»»

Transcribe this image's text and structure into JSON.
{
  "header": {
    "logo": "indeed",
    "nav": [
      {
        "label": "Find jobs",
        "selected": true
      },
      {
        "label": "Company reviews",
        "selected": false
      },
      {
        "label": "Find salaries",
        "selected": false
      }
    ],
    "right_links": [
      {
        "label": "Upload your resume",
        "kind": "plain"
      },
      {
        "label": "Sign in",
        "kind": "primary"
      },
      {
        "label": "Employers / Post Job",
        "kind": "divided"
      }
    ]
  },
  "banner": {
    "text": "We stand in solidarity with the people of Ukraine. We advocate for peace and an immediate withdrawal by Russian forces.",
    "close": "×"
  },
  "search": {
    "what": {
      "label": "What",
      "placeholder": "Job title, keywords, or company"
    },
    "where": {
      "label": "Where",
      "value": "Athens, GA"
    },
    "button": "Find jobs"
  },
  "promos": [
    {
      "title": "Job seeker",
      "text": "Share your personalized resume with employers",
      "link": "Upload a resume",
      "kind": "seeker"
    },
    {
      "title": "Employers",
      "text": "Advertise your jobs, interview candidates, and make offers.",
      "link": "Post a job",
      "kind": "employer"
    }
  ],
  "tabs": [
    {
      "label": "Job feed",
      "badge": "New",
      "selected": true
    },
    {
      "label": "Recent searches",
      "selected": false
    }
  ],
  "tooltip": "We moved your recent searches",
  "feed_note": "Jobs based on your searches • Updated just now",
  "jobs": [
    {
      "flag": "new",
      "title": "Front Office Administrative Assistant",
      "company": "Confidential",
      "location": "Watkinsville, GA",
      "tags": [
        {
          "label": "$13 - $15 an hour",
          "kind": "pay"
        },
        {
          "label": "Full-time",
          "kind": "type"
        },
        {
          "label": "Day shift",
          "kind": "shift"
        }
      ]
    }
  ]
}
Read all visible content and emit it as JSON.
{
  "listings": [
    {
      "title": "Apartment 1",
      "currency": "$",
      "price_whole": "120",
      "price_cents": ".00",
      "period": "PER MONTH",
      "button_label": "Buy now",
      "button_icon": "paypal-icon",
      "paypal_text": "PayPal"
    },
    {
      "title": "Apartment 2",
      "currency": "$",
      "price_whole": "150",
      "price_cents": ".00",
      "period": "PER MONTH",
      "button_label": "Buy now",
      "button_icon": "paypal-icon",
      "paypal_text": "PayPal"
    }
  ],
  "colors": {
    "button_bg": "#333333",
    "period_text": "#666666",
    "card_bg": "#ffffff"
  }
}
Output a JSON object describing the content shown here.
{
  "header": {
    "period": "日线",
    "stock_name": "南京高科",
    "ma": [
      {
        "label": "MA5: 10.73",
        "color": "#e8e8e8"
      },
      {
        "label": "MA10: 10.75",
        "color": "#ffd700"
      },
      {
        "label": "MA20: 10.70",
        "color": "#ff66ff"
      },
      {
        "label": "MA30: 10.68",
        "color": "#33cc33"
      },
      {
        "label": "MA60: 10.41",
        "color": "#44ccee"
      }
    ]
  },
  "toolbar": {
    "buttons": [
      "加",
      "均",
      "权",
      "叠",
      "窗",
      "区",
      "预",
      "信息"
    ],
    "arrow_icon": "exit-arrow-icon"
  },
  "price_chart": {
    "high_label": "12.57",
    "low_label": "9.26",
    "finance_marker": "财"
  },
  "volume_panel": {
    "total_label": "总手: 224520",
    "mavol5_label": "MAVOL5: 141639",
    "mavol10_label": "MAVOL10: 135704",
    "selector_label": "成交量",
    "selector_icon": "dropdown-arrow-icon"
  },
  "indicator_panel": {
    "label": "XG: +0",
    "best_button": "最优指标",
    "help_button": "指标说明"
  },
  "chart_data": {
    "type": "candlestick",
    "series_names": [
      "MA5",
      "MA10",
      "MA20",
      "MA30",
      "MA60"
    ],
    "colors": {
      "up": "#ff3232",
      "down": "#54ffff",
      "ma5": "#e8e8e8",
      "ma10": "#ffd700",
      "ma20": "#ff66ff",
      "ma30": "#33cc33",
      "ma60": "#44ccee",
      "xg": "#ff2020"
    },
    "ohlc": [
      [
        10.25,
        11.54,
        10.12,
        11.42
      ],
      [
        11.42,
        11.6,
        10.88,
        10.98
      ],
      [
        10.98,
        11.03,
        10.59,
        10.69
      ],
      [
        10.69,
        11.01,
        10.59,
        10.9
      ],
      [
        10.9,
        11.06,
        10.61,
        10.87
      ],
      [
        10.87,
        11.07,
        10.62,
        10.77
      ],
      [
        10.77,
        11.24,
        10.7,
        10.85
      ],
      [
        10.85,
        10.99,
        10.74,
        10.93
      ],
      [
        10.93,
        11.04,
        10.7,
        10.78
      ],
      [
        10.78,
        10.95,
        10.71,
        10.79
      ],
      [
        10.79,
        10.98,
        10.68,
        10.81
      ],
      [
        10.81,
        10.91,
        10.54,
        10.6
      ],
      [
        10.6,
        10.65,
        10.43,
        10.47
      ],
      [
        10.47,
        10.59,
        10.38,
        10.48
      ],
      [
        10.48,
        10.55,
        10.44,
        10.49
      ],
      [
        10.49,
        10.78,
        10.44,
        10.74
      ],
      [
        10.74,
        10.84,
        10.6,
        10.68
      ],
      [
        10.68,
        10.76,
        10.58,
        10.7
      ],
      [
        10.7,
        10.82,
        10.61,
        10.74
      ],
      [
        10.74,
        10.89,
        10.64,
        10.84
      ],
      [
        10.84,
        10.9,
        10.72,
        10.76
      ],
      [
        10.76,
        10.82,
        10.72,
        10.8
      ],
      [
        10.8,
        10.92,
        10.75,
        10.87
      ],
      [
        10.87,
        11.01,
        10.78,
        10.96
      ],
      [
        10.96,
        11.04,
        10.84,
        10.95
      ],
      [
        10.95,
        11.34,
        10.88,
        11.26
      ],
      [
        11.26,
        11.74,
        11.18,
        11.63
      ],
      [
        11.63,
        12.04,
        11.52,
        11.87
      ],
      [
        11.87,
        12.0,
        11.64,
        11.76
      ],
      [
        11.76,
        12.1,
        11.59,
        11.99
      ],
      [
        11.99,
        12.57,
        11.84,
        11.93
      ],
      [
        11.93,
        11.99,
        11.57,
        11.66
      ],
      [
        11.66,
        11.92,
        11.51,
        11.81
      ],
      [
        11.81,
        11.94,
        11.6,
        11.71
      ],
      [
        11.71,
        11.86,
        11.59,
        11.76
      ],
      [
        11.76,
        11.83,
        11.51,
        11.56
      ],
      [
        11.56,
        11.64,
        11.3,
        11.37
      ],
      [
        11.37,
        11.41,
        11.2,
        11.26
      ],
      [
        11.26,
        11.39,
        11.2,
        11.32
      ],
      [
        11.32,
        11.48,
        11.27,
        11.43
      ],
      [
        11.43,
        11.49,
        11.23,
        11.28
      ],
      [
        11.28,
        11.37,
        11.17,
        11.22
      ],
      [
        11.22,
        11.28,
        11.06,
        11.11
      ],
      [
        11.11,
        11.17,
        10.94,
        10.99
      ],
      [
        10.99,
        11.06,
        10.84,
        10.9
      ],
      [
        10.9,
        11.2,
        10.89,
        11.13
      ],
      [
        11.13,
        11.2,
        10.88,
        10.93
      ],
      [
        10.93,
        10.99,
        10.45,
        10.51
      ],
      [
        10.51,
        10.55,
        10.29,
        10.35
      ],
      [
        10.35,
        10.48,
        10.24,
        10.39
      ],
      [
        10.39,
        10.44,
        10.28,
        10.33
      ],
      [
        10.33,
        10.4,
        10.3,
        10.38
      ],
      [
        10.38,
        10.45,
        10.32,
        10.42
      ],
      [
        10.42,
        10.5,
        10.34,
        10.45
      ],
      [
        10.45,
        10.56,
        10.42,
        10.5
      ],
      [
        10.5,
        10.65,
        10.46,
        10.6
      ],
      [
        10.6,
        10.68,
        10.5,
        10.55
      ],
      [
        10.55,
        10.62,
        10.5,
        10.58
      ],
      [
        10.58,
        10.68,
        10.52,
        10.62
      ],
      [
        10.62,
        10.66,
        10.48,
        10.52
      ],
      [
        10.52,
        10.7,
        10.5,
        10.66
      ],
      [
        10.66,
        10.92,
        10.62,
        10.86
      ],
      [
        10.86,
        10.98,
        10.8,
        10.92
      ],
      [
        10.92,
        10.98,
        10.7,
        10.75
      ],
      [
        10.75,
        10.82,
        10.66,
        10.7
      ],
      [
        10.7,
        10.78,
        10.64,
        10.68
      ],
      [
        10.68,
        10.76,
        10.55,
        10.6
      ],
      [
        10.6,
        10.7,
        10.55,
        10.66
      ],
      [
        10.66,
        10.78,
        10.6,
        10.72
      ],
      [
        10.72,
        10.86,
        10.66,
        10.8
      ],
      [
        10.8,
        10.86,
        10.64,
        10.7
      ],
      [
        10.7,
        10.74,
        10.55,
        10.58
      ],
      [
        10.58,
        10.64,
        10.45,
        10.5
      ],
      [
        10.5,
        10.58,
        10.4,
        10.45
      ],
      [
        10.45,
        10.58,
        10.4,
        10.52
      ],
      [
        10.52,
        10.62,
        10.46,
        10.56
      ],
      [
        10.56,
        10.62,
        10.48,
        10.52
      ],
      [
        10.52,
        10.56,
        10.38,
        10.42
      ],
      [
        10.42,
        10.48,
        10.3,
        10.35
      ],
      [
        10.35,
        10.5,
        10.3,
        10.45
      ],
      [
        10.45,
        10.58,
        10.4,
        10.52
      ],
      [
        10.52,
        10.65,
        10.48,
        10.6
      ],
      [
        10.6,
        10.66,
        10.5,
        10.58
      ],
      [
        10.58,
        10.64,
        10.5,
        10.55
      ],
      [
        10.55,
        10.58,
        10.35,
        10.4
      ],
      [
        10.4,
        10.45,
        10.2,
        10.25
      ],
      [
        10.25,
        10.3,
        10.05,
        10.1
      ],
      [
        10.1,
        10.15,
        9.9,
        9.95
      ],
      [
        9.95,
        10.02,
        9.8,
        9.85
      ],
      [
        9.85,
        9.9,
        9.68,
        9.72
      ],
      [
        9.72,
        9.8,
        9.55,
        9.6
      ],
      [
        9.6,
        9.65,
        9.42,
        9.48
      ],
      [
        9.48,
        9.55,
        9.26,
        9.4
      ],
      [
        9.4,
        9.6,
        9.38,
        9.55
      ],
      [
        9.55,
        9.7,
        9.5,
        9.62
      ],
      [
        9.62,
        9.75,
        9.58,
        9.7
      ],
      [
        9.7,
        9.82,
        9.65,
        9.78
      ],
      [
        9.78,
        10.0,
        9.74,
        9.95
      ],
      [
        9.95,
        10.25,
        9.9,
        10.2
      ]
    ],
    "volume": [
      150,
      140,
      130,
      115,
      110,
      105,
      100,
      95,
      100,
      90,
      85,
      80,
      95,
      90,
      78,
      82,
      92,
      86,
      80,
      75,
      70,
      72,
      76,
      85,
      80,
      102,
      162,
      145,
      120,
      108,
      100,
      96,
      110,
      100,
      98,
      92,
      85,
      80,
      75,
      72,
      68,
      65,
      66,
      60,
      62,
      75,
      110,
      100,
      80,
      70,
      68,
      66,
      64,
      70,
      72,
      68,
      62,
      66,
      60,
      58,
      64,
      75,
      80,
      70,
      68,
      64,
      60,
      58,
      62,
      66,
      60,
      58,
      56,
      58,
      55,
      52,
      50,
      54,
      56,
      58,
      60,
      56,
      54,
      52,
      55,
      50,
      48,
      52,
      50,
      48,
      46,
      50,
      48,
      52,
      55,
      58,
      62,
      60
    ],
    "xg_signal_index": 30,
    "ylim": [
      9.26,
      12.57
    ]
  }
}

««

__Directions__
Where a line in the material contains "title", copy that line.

__Final answer__
      "placeholder": "Job title, keywords, or company"
      "title": "Job seeker",
      "title": "Employers",
      "title": "Front Office Administrative Assistant",
      "title": "Apartment 1",
      "title": "Apartment 2",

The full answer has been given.